WTI and Brent Crude jumped as much as 8% today, with Brent Crude climbing from $79.93 to $85.93 per barrel on the news that starting in May OPEC+ would be cutting production by over a million barrels a day until the end of the year due to a decreased demand.
The unexpected announcement revived worries about inflation and led traders to price in a higher cut-off rate for the Fed. The Bloomberg Dollar Spot Index gained 0.4% before erasing the move.
Fed Bank of St. Louis President James Bullard told Bloomberg Television Monday that OPEC+’s decision to cut output was unexpected and an increase in oil prices could make the Fed’s job of fighting inflation more challenging. “Whether it will have a lasting impact, I think is an open question,” he said.
Oil fell to a 15-month low last month as tightening credit conditions ensued by the banking crisis enhanced expectations of an economic slowdown.

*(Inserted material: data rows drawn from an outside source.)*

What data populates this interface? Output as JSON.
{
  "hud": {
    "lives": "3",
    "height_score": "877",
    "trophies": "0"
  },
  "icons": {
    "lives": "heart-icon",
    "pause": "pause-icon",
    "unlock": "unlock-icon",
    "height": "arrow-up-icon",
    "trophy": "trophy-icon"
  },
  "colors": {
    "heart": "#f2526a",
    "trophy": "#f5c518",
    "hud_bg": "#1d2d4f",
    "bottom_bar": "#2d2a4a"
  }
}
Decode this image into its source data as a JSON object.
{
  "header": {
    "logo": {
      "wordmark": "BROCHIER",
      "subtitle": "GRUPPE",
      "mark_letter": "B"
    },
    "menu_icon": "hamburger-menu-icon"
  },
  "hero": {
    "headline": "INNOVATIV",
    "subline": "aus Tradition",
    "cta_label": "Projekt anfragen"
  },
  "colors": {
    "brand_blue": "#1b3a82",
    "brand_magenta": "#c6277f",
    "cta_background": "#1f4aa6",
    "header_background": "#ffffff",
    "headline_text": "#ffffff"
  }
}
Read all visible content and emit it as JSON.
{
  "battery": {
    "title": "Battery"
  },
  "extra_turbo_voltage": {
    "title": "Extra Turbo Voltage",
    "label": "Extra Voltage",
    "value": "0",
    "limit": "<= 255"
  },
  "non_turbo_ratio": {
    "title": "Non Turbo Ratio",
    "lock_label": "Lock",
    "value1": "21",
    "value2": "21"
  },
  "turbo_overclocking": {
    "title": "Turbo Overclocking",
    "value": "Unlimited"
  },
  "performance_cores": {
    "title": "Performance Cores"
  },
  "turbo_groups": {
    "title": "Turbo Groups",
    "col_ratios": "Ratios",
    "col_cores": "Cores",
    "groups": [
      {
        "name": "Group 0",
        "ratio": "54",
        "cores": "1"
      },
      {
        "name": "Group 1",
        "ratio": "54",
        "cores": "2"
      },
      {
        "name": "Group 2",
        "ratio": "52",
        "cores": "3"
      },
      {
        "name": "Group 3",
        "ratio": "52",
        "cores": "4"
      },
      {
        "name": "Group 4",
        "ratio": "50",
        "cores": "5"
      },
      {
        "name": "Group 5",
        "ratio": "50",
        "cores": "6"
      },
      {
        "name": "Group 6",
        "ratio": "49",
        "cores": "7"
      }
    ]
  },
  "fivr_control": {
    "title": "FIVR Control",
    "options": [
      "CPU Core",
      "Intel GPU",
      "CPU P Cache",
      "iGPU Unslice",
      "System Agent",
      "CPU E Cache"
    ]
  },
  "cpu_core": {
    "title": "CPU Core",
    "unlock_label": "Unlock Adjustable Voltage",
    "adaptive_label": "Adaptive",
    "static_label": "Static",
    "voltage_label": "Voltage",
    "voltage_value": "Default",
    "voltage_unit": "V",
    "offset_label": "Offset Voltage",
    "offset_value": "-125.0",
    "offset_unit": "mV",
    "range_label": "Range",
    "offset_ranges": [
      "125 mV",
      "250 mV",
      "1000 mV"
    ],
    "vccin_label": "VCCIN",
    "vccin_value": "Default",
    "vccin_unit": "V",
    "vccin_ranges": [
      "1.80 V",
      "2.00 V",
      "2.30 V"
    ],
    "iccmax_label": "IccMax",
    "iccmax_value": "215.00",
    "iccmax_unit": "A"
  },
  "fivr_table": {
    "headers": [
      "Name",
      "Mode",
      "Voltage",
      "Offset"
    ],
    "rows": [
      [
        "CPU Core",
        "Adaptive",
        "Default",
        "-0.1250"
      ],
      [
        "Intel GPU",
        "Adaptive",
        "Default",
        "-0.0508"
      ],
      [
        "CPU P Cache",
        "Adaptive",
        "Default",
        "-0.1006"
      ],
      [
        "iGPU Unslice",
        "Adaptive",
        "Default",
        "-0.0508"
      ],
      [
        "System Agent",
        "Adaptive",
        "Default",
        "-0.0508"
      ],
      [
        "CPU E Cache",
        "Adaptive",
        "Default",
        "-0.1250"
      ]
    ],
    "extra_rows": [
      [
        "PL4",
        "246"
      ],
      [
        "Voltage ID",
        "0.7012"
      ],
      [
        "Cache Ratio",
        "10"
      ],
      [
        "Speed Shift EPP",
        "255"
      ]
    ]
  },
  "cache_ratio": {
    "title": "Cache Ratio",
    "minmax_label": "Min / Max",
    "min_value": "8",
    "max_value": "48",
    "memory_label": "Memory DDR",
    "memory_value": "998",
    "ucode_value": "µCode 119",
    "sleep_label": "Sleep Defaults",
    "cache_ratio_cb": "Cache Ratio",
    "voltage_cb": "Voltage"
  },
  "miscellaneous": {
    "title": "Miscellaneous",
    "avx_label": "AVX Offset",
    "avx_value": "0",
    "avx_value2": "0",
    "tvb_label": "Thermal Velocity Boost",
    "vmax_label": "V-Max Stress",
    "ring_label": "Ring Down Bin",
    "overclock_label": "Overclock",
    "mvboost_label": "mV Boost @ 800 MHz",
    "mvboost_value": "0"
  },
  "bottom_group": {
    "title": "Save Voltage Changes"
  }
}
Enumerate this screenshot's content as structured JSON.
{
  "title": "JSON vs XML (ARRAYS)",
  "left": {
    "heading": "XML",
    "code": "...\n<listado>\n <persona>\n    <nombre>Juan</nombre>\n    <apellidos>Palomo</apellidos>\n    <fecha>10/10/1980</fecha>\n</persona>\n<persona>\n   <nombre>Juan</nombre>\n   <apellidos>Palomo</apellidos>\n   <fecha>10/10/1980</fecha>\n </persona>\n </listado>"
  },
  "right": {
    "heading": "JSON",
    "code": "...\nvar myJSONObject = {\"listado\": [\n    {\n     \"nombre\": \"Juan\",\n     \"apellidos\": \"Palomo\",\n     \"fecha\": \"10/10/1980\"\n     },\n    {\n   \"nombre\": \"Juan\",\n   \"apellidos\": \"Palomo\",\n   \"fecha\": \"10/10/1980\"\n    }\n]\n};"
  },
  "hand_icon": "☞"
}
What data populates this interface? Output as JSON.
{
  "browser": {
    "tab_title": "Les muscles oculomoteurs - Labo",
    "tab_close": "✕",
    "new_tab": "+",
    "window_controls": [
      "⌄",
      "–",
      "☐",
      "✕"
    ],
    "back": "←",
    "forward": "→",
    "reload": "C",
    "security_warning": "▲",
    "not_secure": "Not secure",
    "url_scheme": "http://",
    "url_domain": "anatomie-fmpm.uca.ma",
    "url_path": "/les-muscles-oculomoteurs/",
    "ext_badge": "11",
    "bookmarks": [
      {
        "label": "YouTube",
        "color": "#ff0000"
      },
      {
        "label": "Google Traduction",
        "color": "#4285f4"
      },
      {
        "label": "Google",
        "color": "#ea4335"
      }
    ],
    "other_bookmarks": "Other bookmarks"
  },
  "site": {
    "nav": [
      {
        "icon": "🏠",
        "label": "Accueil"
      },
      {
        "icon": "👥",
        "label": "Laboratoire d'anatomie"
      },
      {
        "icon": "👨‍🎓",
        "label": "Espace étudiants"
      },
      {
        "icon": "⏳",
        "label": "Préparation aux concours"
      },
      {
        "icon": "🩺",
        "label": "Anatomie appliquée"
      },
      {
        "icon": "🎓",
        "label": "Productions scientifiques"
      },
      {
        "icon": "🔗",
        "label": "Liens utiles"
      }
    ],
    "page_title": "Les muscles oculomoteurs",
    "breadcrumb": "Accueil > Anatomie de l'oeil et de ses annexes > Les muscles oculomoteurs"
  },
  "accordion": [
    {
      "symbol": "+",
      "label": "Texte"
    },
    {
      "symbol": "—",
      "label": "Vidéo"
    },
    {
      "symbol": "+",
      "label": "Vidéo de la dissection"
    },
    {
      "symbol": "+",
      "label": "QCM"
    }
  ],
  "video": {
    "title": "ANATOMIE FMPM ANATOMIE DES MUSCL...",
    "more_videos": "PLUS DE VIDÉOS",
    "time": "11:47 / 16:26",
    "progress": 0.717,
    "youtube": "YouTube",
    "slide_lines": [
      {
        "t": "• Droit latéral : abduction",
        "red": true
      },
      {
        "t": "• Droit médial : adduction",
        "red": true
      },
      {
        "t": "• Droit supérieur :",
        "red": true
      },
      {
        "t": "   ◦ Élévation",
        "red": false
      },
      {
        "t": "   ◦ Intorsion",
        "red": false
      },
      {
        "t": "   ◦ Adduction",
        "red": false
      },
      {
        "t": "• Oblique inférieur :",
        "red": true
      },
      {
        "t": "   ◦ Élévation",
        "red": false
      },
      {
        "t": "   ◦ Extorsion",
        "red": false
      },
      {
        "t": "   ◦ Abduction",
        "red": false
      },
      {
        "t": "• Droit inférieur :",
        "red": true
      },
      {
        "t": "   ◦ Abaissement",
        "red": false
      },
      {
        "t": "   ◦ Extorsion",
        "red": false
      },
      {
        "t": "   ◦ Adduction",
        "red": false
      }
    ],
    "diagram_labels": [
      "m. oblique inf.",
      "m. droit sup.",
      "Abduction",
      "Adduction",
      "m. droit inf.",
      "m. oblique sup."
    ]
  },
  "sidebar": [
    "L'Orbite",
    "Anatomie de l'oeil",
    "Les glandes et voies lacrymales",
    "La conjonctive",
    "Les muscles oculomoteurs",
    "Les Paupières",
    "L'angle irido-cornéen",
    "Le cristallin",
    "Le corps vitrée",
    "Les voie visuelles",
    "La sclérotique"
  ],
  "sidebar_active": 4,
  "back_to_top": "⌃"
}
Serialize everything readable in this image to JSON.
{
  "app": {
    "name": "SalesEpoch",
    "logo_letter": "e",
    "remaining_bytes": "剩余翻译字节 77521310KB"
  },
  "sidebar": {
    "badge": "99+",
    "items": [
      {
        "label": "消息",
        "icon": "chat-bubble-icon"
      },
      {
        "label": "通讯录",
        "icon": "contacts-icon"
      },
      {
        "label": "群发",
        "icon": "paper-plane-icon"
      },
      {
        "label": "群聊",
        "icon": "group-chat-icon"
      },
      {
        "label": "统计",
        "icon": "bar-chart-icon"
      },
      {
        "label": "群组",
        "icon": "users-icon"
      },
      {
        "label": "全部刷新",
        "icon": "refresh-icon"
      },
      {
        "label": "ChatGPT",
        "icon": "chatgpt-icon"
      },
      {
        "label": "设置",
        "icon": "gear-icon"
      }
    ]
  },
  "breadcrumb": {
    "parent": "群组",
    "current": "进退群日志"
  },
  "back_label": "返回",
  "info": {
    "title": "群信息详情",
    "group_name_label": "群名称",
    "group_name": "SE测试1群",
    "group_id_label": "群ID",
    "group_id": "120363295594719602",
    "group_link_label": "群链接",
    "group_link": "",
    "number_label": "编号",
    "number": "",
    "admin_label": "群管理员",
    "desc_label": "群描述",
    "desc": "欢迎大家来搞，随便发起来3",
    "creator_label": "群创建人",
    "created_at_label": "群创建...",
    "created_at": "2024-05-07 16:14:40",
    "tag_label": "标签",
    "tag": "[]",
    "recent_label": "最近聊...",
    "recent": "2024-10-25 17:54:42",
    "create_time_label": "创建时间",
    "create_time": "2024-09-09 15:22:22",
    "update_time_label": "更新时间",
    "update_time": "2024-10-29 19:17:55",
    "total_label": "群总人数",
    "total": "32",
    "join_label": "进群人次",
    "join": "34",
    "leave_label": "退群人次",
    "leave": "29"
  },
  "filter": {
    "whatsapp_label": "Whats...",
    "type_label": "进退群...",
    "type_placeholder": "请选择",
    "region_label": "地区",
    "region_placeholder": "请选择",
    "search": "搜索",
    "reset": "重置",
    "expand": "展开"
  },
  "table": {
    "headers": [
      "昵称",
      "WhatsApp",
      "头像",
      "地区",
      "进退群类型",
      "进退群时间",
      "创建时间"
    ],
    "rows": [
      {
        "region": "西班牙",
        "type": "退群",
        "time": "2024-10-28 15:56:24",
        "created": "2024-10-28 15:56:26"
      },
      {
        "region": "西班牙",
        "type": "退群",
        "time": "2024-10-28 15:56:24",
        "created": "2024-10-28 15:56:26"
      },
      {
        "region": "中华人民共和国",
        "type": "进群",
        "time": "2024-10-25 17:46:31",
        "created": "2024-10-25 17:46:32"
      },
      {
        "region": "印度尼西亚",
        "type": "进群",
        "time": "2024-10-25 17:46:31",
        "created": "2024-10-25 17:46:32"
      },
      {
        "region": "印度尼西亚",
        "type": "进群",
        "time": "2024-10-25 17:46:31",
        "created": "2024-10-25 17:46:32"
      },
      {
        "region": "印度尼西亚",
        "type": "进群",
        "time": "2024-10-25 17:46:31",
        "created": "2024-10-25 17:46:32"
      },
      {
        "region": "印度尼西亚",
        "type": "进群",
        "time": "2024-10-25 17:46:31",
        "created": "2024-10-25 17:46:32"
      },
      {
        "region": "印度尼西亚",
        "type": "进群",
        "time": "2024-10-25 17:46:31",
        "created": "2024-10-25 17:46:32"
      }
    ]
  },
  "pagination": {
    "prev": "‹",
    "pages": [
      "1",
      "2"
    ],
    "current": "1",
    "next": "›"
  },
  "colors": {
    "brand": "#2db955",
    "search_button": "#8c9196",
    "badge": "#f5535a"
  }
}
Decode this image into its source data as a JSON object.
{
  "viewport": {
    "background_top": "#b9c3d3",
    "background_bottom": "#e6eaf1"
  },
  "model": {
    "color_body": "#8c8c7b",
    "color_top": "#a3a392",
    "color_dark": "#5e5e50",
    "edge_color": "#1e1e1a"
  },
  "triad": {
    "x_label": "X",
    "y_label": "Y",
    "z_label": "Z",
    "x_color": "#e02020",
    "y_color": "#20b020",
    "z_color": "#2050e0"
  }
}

In the early days of the banking crisis, portfolio investors dumped petroleum futures and options at one of the fastest rates on record as traders anticipated a higher likelihood of an economic downturn hitting oil consumption. During that week hedge funds and other money managers sold the equivalent of 139 million barrels in the six most important futures and options contracts over the seven days ending March 14, as reported by Reuters. The sales volume was the 12th largest in the 522 weeks since ICE Futures Europe and the U.S. Commodity Futures Trading Commission started to publish records in this form in 2013.